“You must pray for the peace of Jerusalem!
May those who love you rest at ease.”
Beloved, how do you pray for the church? The word that we translate as “pray” in this passage is the Hebrew word, la’v’ (shaal), which more literally refers to the way someone might plead or beg for something. There is a sense of desperation in its tone. Beloved, is this the way in which you pray for the church? Do you plead with God for her purity and for her peace? Are you committing yourself to intercede on her behalf, not just for her witness, but for her genuine peace as well. Just as the psalmist is commending ancient Israel to do this for Jerusalem, how desperately important it is for us to do so for the church—both for our local congregations and for the witness of evangelical churches throughout the world.
But what do we mean by “peace”? The term ~Alv’ (shalom) means more than rest from war or personal comfort without oppression, though certainly those elements are included and those elements should be at the heart of our prayer life. Indeed, we should long for the day when the scoffers and nay-sayers who mock the church are brought into judgment and they can no longer tear down God’s people. At the same time, the call for peace, in the Hebrew tongue also anticipated the coming of the Messiah (for the Hebrews today, it still does—at least in their mindset). It is a longing for the great redeemer that God had promised to send to his people…though the Jewish people rejected Him. And praise the Lord that the Jewish people rejected Christ, for this rejection made way for the Gospel to go out to us, the gentile believers! When we see the mighty plan of God unfolded in this way, all we can do is to say with the Apostle Paul:
“Oh the depth of riches and wisdom and knowledge of God!

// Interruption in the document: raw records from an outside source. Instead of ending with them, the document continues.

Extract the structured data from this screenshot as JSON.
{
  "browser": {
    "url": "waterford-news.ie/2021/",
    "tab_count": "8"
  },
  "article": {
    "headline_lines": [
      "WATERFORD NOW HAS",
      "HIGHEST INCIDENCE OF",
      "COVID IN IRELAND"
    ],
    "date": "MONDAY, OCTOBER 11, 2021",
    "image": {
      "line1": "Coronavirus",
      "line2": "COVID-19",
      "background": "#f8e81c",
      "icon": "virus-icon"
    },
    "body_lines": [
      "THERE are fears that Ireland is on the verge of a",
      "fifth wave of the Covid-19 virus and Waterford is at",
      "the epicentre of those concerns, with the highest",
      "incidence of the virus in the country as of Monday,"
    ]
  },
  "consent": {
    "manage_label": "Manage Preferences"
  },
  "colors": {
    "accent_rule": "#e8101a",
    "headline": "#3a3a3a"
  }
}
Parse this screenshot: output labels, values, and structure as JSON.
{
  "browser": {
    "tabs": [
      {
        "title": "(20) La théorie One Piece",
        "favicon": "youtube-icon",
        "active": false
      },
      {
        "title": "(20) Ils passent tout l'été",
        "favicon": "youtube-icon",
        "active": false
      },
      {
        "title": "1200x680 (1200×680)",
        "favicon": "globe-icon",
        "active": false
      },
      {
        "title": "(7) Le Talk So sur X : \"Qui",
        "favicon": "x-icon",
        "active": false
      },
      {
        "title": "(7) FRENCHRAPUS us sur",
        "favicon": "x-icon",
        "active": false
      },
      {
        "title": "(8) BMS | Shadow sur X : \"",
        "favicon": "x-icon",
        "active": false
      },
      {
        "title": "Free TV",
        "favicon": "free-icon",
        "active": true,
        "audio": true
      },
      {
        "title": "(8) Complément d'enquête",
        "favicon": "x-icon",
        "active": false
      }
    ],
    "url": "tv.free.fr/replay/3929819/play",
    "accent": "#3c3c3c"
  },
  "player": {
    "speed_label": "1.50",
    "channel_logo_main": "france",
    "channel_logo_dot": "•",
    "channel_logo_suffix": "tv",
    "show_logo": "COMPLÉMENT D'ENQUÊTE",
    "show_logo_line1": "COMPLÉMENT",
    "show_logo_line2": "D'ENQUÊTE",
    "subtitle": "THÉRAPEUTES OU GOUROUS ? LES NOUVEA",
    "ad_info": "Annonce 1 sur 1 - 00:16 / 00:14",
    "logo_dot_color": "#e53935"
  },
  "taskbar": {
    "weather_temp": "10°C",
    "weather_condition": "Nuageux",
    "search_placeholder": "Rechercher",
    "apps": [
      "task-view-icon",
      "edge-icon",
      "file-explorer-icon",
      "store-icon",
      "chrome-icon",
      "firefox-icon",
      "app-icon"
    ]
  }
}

How unfathomable are his judgments and inscrutable his ways!”
Thus, when we pray for peace, we pray with the knowledge that God has already sent his Messiah in Jesus Christ and assured for us, his people, the peace that “passes all understanding” (Philippians 4:7) which will “rule in our hearts” (Colossians 3:15) and be a testimony of a mind that is set upon Jesus Christ (Romans 8:6). Indeed, our Lord, said, “my peace I leave with you” (John 14:27) and it is because of this that our hearts need not fear or be troubled by the things of the world. We have a confidence that the peace of God has been offered in part to us already and that there is a guarantee given to those who are trusting in Jesus Christ that such peace will be enjoyed in its fullness in the world to come, thus as we pray for that peace here and now, we also pray to hasten the day of our Lord’s return. Indeed, “come Lord Jesus, come!” (Revelation 22:20).
Beloved, let us pray for the peace of the church so that our minds and hearts might rest assured. There are many trials and difficulties that must be faced in this fallen world and there are many challenges that must be met, yet the church of Christ has been promised victory; let us be a part of that mighty day and engage the world’s lies with Truth, knowing that the Messiah has come and his name is Jesus Christ.